(Beginning of SUPPLIED RECORDS)

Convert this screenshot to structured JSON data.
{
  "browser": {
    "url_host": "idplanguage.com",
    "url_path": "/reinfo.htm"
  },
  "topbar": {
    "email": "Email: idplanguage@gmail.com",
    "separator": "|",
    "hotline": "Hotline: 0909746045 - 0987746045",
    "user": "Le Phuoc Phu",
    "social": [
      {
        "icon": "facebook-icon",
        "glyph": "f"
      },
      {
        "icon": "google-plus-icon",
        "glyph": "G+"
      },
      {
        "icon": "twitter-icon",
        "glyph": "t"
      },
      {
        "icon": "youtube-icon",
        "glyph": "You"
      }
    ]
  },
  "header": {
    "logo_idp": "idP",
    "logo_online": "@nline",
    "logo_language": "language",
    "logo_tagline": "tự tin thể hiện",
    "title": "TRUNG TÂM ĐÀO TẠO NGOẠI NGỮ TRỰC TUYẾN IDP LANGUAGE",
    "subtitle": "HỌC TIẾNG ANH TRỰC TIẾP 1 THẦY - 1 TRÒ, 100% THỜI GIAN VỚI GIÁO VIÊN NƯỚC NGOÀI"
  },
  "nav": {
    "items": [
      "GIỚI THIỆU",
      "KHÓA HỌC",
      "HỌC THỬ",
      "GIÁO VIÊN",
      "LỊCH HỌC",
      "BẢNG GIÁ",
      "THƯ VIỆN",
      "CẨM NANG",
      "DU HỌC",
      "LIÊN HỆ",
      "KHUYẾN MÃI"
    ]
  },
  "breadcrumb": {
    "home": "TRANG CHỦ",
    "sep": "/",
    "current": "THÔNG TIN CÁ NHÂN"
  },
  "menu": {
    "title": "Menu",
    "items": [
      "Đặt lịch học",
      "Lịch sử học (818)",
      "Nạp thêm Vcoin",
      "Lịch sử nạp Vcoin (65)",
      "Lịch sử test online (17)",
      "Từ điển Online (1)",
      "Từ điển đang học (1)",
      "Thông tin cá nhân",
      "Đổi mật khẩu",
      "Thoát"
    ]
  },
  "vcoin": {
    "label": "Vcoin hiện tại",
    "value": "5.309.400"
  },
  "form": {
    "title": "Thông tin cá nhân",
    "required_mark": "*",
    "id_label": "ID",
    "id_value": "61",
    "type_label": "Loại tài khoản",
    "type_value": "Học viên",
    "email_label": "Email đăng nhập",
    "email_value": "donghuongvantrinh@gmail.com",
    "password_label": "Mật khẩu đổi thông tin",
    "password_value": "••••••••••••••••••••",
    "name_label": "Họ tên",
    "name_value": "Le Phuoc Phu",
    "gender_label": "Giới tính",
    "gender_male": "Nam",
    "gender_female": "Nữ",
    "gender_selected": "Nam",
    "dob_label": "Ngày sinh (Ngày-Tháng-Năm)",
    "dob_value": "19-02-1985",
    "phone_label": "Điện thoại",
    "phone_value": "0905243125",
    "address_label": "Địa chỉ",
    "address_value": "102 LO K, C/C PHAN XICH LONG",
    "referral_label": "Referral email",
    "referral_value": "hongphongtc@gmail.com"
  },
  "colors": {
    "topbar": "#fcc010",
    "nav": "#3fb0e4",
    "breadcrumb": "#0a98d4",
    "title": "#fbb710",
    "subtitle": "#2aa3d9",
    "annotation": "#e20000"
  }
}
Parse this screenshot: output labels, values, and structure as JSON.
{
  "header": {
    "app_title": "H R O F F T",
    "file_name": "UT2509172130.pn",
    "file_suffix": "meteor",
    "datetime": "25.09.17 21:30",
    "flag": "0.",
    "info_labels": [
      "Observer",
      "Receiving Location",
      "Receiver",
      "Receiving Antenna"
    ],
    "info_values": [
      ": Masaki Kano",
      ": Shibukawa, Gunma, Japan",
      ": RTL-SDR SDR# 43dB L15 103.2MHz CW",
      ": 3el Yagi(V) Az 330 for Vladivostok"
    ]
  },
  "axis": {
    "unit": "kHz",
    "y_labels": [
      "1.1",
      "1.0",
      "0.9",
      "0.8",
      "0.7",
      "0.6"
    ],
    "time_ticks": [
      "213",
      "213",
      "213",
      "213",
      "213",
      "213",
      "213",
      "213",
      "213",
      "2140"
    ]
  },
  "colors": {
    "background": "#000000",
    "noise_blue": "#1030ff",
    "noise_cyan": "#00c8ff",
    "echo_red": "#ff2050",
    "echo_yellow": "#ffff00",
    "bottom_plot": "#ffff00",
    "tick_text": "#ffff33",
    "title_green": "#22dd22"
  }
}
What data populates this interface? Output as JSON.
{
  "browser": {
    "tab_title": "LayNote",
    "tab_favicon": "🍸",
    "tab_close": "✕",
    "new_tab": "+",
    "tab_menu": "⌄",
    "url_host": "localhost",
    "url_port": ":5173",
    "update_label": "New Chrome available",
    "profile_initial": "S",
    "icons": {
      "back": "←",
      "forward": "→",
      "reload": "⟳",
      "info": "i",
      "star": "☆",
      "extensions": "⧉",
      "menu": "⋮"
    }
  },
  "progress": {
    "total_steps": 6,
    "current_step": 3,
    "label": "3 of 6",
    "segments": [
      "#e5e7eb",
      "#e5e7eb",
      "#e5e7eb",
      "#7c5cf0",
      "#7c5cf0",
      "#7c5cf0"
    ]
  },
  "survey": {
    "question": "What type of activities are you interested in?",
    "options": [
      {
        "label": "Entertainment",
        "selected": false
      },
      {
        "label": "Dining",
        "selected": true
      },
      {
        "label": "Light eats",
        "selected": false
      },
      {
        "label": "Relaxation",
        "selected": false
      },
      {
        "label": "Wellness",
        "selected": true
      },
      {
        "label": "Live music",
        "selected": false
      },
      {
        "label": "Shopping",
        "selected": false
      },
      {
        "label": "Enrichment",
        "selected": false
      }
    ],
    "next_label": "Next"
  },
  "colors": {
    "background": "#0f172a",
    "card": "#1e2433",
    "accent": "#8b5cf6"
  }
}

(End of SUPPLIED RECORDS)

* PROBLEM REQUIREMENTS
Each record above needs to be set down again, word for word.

* ANSWER TO THE EXERCISE
Convert this screenshot to structured JSON data.
{
  "browser": {
    "url_host": "idplanguage.com",
    "url_path": "/reinfo.htm"
  },
  "topbar": {
    "email": "Email: idplanguage@gmail.com",
    "separator": "|",
    "hotline": "Hotline: 0909746045 - 0987746045",
    "user": "Le Phuoc Phu",
    "social": [
      {
        "icon": "facebook-icon",
        "glyph": "f"
      },
      {
        "icon": "google-plus-icon",
        "glyph": "G+"
      },
      {
        "icon": "twitter-icon",
        "glyph": "t"
      },
      {
        "icon": "youtube-icon",
        "glyph": "You"
      }
    ]
  },
  "header": {
    "logo_idp": "idP",
    "logo_online": "@nline",
    "logo_language": "language",
    "logo_tagline": "tự tin thể hiện",
    "title": "TRUNG TÂM ĐÀO TẠO NGOẠI NGỮ TRỰC TUYẾN IDP LANGUAGE",
    "subtitle": "HỌC TIẾNG ANH TRỰC TIẾP 1 THẦY - 1 TRÒ, 100% THỜI GIAN VỚI GIÁO VIÊN NƯỚC NGOÀI"
  },
  "nav": {
    "items": [
      "GIỚI THIỆU",
      "KHÓA HỌC",
      "HỌC THỬ",
      "GIÁO VIÊN",
      "LỊCH HỌC",
      "BẢNG GIÁ",
      "THƯ VIỆN",
      "CẨM NANG",
      "DU HỌC",
      "LIÊN HỆ",
      "KHUYẾN MÃI"
    ]
  },
  "breadcrumb": {
    "home": "TRANG CHỦ",
    "sep": "/",
    "current": "THÔNG TIN CÁ NHÂN"
  },
  "menu": {
    "title": "Menu",
    "items": [
      "Đặt lịch học",
      "Lịch sử học (818)",
      "Nạp thêm Vcoin",
      "Lịch sử nạp Vcoin (65)",
      "Lịch sử test online (17)",
      "Từ điển Online (1)",
      "Từ điển đang học (1)",
      "Thông tin cá nhân",
      "Đổi mật khẩu",
      "Thoát"
    ]
  },
  "vcoin": {
    "label": "Vcoin hiện tại",
    "value": "5.309.400"
  },
  "form": {
    "title": "Thông tin cá nhân",
    "required_mark": "*",
    "id_label": "ID",
    "id_value": "61",
    "type_label": "Loại tài khoản",
    "type_value": "Học viên",
    "email_label": "Email đăng nhập",
    "email_value": "donghuongvantrinh@gmail.com",
    "password_label": "Mật khẩu đổi thông tin",
    "password_value": "••••••••••••••••••••",
    "name_label": "Họ tên",
    "name_value": "Le Phuoc Phu",
    "gender_label": "Giới tính",
    "gender_male": "Nam",
    "gender_female": "Nữ",
    "gender_selected": "Nam",
    "dob_label": "Ngày sinh (Ngày-Tháng-Năm)",
    "dob_value": "19-02-1985",
    "phone_label": "Điện thoại",
    "phone_value": "0905243125",
    "address_label": "Địa chỉ",
    "address_value": "102 LO K, C/C PHAN XICH LONG",
    "referral_label": "Referral email",
    "referral_value": "hongphongtc@gmail.com"
  },
  "colors": {
    "topbar": "#fcc010",
    "nav": "#3fb0e4",
    "breadcrumb": "#0a98d4",
    "title": "#fbb710",
    "subtitle": "#2aa3d9",
    "annotation": "#e20000"
  }
}
Parse this screenshot: output labels, values, and structure as JSON.
{
  "header": {
    "app_title": "H R O F F T",
    "file_name": "UT2509172130.pn",
    "file_suffix": "meteor",
    "datetime": "25.09.17 21:30",
    "flag": "0.",
    "info_labels": [
      "Observer",
      "Receiving Location",
      "Receiver",
      "Receiving Antenna"
    ],
    "info_values": [
      ": Masaki Kano",
      ": Shibukawa, Gunma, Japan",
      ": RTL-SDR SDR# 43dB L15 103.2MHz CW",
      ": 3el Yagi(V) Az 330 for Vladivostok"
    ]
  },
  "axis": {
    "unit": "kHz",
    "y_labels": [
      "1.1",
      "1.0",
      "0.9",
      "0.8",
      "0.7",
      "0.6"
    ],
    "time_ticks": [
      "213",
      "213",
      "213",
      "213",
      "213",
      "213",
      "213",
      "213",
      "213",
      "2140"
    ]
  },
  "colors": {
    "background": "#000000",
    "noise_blue": "#1030ff",
    "noise_cyan": "#00c8ff",
    "echo_red": "#ff2050",
    "echo_yellow": "#ffff00",
    "bottom_plot": "#ffff00",
    "tick_text": "#ffff33",
    "title_green": "#22dd22"
  }
}
What data populates this interface? Output as JSON.
{
  "browser": {
    "tab_title": "LayNote",
    "tab_favicon": "🍸",
    "tab_close": "✕",
    "new_tab": "+",
    "tab_menu": "⌄",
    "url_host": "localhost",
    "url_port": ":5173",
    "update_label": "New Chrome available",
    "profile_initial": "S",
    "icons": {
      "back": "←",
      "forward": "→",
      "reload": "⟳",
      "info": "i",
      "star": "☆",
      "extensions": "⧉",
      "menu": "⋮"
    }
  },
  "progress": {
    "total_steps": 6,
    "current_step": 3,
    "label": "3 of 6",
    "segments": [
      "#e5e7eb",
      "#e5e7eb",
      "#e5e7eb",
      "#7c5cf0",
      "#7c5cf0",
      "#7c5cf0"
    ]
  },
  "survey": {
    "question": "What type of activities are you interested in?",
    "options": [
      {
        "label": "Entertainment",
        "selected": false
      },
      {
        "label": "Dining",
        "selected": true
      },
      {
        "label": "Light eats",
        "selected": false
      },
      {
        "label": "Relaxation",
        "selected": false
      },
      {
        "label": "Wellness",
        "selected": true
      },
      {
        "label": "Live music",
        "selected": false
      },
      {
        "label": "Shopping",
        "selected": false
      },
      {
        "label": "Enrichment",
        "selected": false
      }
    ],
    "next_label": "Next"
  },
  "colors": {
    "background": "#0f172a",
    "card": "#1e2433",
    "accent": "#8b5cf6"
  }
}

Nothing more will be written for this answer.